First, we don’t attack, we talk. Again, we begin with listening to the fears of our Jewish agencies, CEOs, the guy sitting next to us in a meeting or the synagogue. Then, armed with the facts we begin a caring conversation. We express our own concern. “I’m in this work because I care deeply about the Jewish people.” We get to know their fears, their goals. Then we talk about how they can attain those goals, which are probably very much like MASA’s, for more Jews to be engaged and committed to Jewish life. We readily quote the data from studies. We give examples from our own work. And we acknowledge that, like Jewish education, there is no quick fix. This is the work of every generation, the work of a lifetime.

One approach that I am using more is to talk about the innocents in this turmoil, the children of intermarriage who did not do anything more than be born to their parents. Whether they are considered halachically Jewish or raised Jewish or are Christian with Jewish heritage, hurting them is cruel and wrong. There is nothing more self defeating than to dismiss the children, our children, as not truly a part of our family. In an article that I found very powerful, Benjamin Hartman, the son of a conversionary family said it well (emphasis is mine):

As a child of a mixed-marriage myself, I know quite intimately how a Jewish life lived on the frontiers of the Diaspora (Texas) in a family of suspect Jewish pedigree can still engender a very strong identity with Judaism.

If anything, I've learned that such a background can make the bonds stronger. I also have learned that no matter how strong that bond feels, and even if it does drive you to live in Israel, it's not up to the child of the mixed-marriage to decide whether they are alienated from Judaism, a simple dismissal by the Rabbinate of your Jewish credentials and your entire upbringing does a much better job.

(Read Benjamin’s article here: http://www.haaretz.com/hasen/spages/1113190.html)

I would like to add that Benjamin is NOT the child of an interfaith marriage; his mother converted. When will we stop dismissing the conversions our rabbis perform? That would be an excellent first step.

My friends, let’s put our own outrage and hurt in the freezer for now and engage our stressed and reactive community in healing conversations about effective methods that engage Jews in interfaith families. Along the way we will draw in a lot of other alienated Jews too, because a real welcome is a welcome to all.

Tuesday, October 13, 2009

The color of Jews

Most Jews are now considered ‘white.’* But more and more Jewish families are multicolored. There are many avenues to a multiracial family identity. Conversion, intermarriage, adoption, and plain old, born that way. Here is a terrific and affirming article about the Be’chol Lashon summer camp for multiracial families that started this year in northern California. Be’chol Lashon is a program that supports multiracial Jewish families and offers education to the Jewish community about the multiracial Jews among us. Their associate director is Rabbi Capers Funnye, First Lady Michelle Obama’s cousin.

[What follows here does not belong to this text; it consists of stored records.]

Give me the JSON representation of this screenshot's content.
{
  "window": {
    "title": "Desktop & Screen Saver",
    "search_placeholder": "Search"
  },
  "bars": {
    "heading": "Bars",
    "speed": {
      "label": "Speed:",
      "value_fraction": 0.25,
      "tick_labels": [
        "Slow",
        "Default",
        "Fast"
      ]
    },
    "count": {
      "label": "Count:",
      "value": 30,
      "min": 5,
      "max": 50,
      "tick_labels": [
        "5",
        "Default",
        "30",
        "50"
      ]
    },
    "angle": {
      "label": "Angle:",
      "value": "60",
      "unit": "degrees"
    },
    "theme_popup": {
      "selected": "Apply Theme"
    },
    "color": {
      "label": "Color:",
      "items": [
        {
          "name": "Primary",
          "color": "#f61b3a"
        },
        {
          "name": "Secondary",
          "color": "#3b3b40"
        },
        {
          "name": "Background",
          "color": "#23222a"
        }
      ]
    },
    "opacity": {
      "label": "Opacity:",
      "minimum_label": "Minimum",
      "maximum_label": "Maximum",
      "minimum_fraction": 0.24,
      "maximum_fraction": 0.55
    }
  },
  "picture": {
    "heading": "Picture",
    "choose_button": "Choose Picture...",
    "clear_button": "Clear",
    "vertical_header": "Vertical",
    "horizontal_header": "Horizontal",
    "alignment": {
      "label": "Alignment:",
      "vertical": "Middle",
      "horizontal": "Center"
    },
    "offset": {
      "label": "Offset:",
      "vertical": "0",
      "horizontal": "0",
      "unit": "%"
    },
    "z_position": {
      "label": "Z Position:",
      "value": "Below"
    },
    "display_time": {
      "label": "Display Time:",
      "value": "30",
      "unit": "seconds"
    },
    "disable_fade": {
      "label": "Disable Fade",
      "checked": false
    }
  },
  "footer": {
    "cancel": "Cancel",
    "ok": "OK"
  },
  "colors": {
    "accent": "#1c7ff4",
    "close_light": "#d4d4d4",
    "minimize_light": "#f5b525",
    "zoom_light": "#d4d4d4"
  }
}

You’ll note that the article says that the 2000 National Jewish Population Study found that 5.4% of America’s Jews are non-white. But a 2004 study by the Institute for Jewish and Community Research, Be’chol Lashon’s parent organization, puts the figure at about 10 percent. That’s national. In the San Francisco bay area two studies have found that the Jewish community has more like 14% non-white Jews.


*For Jews who grew up before Jews “turned white” in the 1970s, there is still a struggle to be seen for who they were growing up – a racial minority. Jewish demographer, Dr. Bruce Phillips, states that Jews “turned white” in America after years of being a brown race that, in the 1930s, was ranked as worse than Poles and Irish, but better than Hispanics and Blacks. You’ll note that a lot of people were being considered “not white.”

Wednesday, October 7, 2009

Conservative Judaism & Interfaith Couples

There is a common, but ignorant, belief that Conservative synagogues are not supportive environments for interfaith couples. It's not true. Each couple must find their own place in community but never say never.

Here is an encouraging article from The Jewish Week by Rabbi David Lerner.